**Material for this task:**
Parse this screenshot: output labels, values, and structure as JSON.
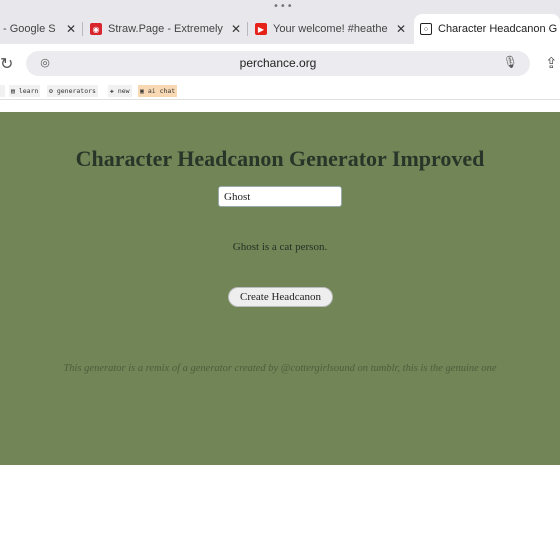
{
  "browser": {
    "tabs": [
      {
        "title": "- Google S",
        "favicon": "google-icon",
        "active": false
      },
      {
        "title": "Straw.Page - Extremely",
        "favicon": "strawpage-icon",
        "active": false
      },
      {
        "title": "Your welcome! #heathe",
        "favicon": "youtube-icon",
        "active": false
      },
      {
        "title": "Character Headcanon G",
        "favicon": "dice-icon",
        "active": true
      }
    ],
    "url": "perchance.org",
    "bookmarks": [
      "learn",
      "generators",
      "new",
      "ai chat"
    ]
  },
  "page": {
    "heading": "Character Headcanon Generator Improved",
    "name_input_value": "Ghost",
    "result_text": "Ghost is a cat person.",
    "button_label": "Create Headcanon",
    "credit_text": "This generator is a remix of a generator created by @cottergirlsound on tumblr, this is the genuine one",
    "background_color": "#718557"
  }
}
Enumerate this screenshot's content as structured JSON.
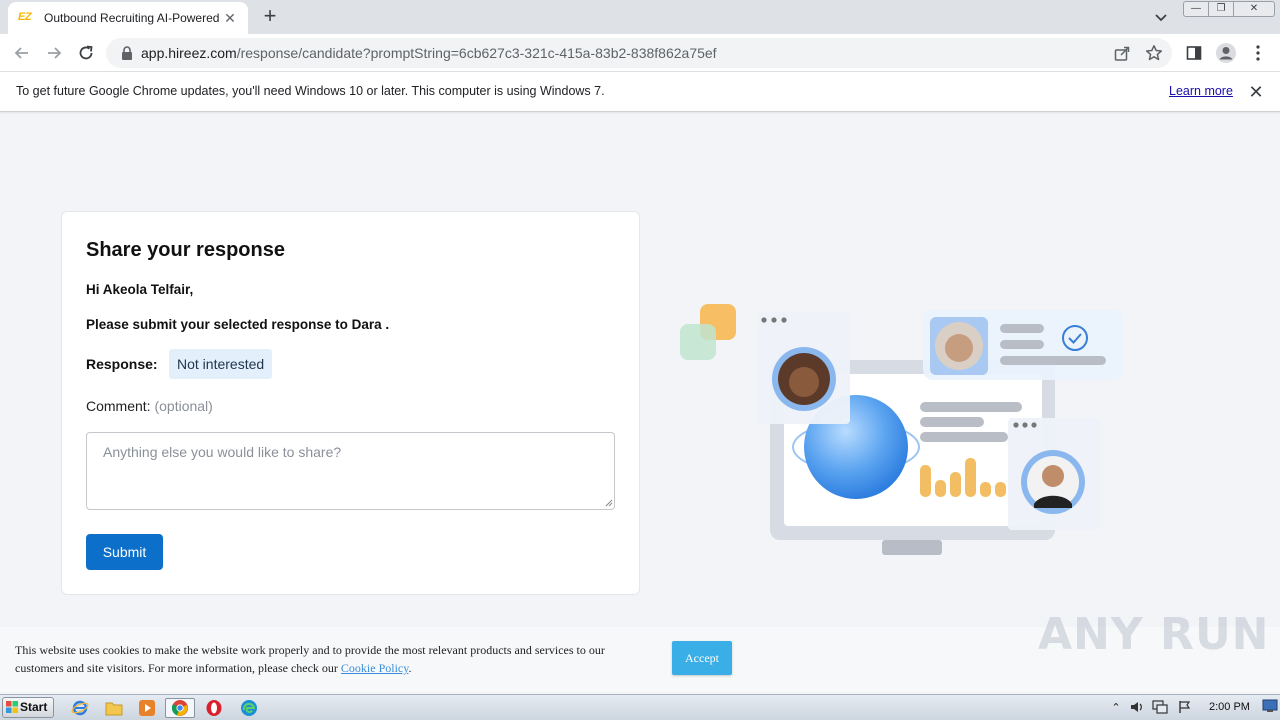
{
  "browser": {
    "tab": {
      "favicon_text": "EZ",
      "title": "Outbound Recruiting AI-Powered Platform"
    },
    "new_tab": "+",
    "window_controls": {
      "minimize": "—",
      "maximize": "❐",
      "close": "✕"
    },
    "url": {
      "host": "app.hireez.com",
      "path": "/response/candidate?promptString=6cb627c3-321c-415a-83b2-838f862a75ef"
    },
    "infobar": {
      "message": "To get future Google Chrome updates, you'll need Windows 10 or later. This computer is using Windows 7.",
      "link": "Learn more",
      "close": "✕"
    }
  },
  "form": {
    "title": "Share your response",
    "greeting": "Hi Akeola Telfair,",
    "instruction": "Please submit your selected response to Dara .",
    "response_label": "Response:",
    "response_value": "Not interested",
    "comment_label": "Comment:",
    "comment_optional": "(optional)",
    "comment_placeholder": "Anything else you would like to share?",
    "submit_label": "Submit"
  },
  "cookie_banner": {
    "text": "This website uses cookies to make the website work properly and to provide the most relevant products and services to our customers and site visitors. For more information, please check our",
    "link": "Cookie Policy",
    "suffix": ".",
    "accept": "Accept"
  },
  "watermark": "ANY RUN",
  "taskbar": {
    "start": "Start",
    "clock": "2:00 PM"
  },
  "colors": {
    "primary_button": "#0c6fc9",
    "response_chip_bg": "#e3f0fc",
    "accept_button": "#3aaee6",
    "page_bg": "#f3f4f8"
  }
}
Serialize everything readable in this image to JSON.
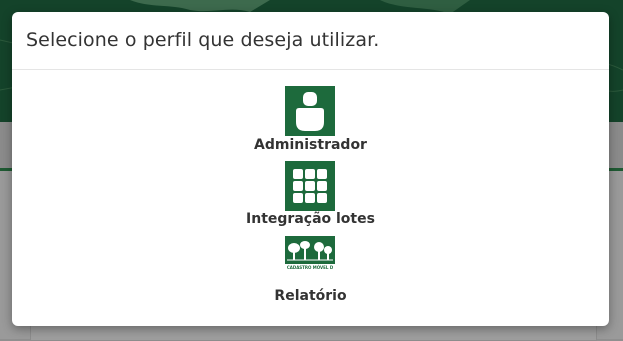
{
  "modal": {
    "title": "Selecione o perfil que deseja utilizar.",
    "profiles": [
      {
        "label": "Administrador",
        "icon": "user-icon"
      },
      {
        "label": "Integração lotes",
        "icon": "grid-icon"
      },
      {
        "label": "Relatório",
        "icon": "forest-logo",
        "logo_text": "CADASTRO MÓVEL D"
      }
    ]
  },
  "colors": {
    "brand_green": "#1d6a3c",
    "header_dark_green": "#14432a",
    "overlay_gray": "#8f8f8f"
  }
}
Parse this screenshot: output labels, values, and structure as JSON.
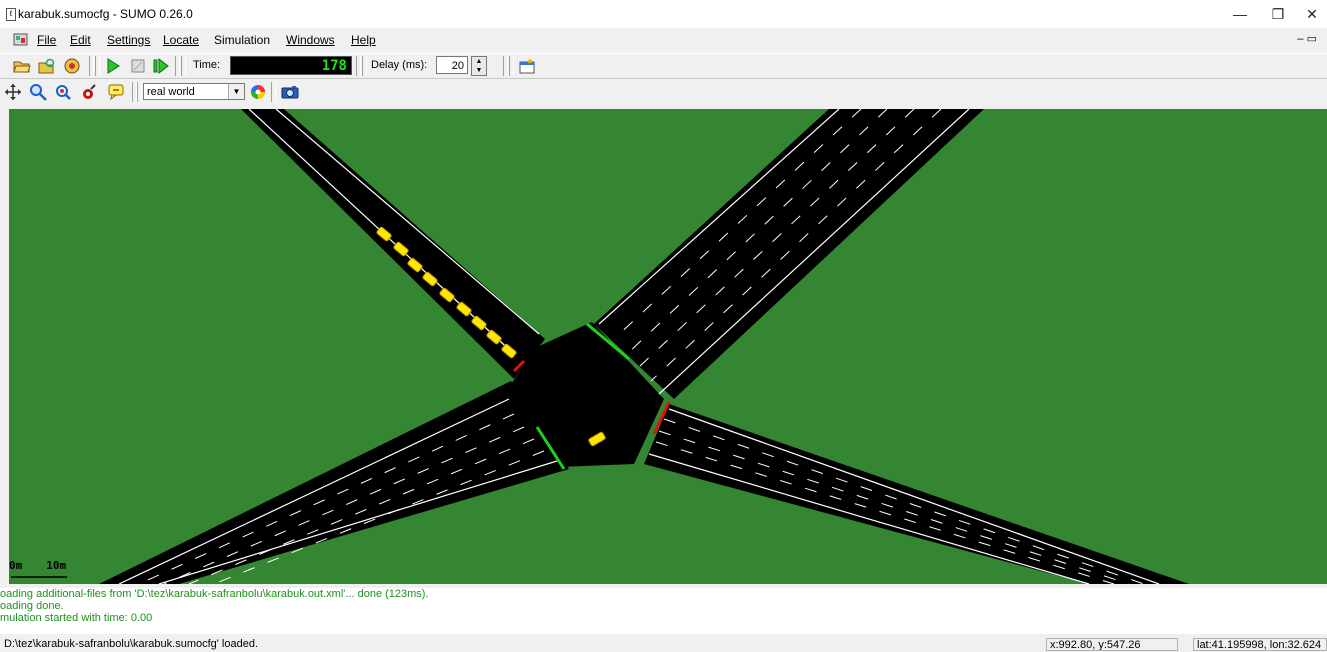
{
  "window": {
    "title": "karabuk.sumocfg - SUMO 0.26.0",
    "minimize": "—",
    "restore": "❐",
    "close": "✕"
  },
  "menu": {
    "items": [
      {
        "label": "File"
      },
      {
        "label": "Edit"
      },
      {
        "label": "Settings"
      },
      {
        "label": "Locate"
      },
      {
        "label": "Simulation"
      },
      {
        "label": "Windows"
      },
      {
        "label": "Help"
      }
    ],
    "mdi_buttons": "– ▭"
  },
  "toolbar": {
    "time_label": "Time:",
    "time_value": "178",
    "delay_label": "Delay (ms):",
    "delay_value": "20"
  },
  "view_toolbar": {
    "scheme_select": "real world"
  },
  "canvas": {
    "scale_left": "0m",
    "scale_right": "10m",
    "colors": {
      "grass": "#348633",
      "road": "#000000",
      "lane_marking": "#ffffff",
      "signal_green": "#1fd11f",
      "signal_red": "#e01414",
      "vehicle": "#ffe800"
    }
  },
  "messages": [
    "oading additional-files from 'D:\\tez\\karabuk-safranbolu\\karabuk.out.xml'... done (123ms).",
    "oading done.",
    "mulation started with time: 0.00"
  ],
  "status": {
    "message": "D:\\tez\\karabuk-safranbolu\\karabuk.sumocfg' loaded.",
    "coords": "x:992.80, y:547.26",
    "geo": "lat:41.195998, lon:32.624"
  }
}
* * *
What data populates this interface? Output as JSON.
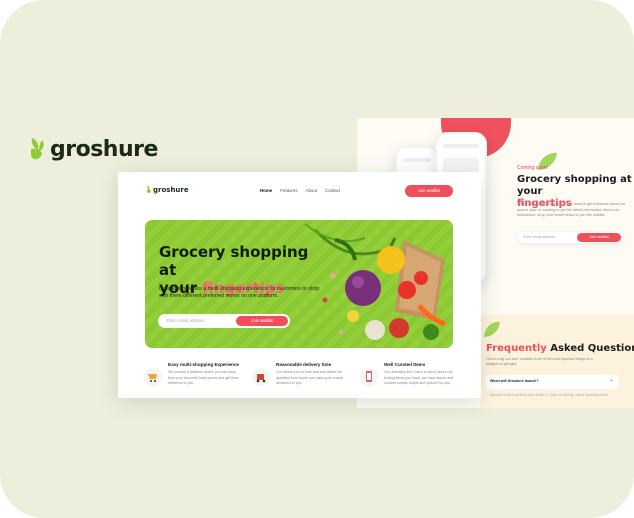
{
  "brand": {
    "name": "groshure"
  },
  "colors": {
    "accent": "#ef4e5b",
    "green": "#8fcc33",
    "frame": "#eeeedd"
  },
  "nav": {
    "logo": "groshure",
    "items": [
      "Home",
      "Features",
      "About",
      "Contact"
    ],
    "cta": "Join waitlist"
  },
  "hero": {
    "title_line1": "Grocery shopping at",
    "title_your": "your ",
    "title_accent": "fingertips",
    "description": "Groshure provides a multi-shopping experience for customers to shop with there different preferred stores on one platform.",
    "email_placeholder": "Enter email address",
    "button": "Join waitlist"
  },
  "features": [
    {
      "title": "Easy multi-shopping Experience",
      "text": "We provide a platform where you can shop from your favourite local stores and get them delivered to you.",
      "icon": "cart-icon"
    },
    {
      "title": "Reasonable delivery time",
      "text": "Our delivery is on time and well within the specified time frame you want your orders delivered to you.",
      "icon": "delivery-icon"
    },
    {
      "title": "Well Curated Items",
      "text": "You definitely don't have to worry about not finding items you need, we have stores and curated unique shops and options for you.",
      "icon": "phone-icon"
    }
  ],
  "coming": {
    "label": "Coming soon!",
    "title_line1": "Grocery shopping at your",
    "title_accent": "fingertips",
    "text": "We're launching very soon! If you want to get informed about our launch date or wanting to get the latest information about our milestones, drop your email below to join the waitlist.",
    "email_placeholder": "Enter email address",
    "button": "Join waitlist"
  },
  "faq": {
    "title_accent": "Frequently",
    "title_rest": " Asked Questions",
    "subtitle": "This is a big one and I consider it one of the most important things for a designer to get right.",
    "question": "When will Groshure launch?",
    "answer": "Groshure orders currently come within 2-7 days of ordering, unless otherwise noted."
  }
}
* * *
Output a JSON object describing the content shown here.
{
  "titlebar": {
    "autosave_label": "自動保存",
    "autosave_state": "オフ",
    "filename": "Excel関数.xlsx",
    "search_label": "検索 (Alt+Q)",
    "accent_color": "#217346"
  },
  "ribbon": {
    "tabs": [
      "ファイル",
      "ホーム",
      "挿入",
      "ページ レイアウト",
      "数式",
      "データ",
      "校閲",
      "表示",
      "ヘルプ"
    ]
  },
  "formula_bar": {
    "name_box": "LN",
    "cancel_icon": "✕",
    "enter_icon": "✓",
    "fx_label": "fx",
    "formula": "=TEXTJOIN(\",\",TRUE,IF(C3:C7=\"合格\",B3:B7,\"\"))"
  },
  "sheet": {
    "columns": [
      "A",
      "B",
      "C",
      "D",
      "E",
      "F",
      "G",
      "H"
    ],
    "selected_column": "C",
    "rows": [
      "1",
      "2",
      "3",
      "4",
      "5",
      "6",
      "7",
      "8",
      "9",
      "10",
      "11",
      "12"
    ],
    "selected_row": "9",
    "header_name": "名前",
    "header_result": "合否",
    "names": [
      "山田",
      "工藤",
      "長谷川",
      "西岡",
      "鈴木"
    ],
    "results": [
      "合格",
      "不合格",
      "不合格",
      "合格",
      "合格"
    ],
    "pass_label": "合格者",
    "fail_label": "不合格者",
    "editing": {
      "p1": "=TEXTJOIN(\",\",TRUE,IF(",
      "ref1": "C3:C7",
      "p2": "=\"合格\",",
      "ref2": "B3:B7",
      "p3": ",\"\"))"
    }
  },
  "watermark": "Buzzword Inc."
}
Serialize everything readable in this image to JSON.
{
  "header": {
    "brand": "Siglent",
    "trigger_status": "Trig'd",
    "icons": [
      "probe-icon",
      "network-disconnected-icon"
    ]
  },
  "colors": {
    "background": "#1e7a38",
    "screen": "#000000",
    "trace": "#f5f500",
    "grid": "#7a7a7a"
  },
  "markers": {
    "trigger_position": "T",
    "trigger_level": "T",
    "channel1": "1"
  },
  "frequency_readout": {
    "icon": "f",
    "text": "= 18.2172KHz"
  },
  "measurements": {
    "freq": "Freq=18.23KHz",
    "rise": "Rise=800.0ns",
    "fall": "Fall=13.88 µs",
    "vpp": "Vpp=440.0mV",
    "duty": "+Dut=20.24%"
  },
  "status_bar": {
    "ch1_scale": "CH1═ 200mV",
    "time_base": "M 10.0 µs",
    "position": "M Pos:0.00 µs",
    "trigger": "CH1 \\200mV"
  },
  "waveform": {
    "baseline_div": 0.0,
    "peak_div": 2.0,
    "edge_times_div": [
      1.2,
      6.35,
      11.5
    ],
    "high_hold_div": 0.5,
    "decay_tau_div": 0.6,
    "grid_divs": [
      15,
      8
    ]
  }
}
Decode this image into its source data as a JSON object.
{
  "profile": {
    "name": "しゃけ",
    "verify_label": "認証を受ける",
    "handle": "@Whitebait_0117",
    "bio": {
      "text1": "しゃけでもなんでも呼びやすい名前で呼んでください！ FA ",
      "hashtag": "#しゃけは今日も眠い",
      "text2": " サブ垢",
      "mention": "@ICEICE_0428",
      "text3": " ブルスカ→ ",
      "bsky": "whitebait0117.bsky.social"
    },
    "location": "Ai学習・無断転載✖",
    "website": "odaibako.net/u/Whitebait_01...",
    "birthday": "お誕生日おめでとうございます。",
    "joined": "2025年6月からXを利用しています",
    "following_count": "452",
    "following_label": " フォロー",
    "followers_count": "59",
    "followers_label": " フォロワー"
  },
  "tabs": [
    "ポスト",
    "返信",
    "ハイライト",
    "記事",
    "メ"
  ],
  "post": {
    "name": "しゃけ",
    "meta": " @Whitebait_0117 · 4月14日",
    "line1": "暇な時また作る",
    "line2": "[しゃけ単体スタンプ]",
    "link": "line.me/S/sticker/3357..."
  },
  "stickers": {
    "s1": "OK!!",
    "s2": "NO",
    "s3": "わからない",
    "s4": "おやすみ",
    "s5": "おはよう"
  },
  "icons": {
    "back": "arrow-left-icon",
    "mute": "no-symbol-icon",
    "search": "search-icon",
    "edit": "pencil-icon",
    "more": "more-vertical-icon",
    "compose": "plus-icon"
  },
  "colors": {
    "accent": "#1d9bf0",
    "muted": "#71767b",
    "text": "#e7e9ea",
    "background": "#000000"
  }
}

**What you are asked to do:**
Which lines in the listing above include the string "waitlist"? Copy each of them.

**Response area:**
    "cta": "Join waitlist"
    "button": "Join waitlist"
    "text": "We're launching very soon! If you want to get informed about our launch date or wanting to get the latest information about our milestones, drop your email below to join the waitlist.",
    "button": "Join waitlist"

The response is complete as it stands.